This portrait was painted towards the end of the long reign of Elizabeth I (1533-1603), when she would have been in her late 50s.

She is presented as an ageless symbol of the nation, with her face based on a pattern made when she was younger. Tudor portraiture relied on a rich layering of signs and symbols that were designed to be ‘read’ by the viewer.

Elizabeth wears an open-worked crown representing her sovereignty, and beneath it is the great central diamond known as the ‘Mirror of Portugal’. She holds an ostrich feather fan and her dress is decorated with pearls, symbols of purity.

On her bodice is a jewel in the form of a moon, evoking Diana, goddess of the hunt and of chastity. Although Elizabeth received many proposals of marriage, she remained single and was known as the ‘Virgin Queen’.

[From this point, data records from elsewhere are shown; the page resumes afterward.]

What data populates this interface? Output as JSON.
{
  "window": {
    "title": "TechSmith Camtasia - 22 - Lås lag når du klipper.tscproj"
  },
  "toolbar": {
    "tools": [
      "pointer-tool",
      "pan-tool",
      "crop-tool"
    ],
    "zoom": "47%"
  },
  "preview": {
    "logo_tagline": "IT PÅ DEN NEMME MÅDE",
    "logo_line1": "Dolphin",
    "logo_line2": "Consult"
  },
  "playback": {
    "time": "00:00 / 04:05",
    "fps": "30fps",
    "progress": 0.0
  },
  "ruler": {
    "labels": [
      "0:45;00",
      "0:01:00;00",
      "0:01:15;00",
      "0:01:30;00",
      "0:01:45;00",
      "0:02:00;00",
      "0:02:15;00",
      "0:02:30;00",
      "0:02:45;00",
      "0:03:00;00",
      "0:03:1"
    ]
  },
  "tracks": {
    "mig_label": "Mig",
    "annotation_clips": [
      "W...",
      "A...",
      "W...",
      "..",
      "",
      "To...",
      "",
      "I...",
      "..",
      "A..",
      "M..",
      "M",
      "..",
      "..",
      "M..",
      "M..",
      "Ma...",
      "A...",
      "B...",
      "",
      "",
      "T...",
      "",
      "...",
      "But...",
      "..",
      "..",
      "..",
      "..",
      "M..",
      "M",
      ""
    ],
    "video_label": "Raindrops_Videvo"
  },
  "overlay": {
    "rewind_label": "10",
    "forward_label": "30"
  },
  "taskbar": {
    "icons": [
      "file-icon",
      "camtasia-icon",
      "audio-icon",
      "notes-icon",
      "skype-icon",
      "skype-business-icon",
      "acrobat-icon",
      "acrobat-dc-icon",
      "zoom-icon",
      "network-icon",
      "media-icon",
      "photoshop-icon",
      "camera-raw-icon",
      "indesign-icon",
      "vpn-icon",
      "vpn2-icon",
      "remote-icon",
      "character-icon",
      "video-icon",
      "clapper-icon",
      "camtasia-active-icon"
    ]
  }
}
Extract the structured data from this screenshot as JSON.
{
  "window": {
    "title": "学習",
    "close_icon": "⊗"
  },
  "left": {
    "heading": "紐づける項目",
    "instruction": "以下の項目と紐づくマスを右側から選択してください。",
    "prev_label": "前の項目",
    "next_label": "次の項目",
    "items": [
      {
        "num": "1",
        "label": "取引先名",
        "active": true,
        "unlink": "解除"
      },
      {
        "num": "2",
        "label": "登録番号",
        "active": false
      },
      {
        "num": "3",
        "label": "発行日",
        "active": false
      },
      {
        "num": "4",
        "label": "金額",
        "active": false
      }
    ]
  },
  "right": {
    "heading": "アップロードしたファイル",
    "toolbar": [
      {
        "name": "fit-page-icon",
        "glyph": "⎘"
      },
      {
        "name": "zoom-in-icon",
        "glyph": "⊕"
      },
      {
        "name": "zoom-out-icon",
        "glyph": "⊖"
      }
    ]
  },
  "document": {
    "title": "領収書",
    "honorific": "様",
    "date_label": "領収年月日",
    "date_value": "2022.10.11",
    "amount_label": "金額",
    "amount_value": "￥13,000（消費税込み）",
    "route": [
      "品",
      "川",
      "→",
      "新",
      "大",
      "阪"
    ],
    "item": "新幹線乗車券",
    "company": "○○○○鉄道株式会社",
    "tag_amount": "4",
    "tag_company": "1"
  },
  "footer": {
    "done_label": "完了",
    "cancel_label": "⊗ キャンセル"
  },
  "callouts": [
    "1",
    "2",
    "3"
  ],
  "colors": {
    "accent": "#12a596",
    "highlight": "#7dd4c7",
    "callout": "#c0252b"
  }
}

Many portraits were produced of Elizabeth I and owning and displaying a portrait such as this would have been a way to publicly demonstrate loyalty to the Queen.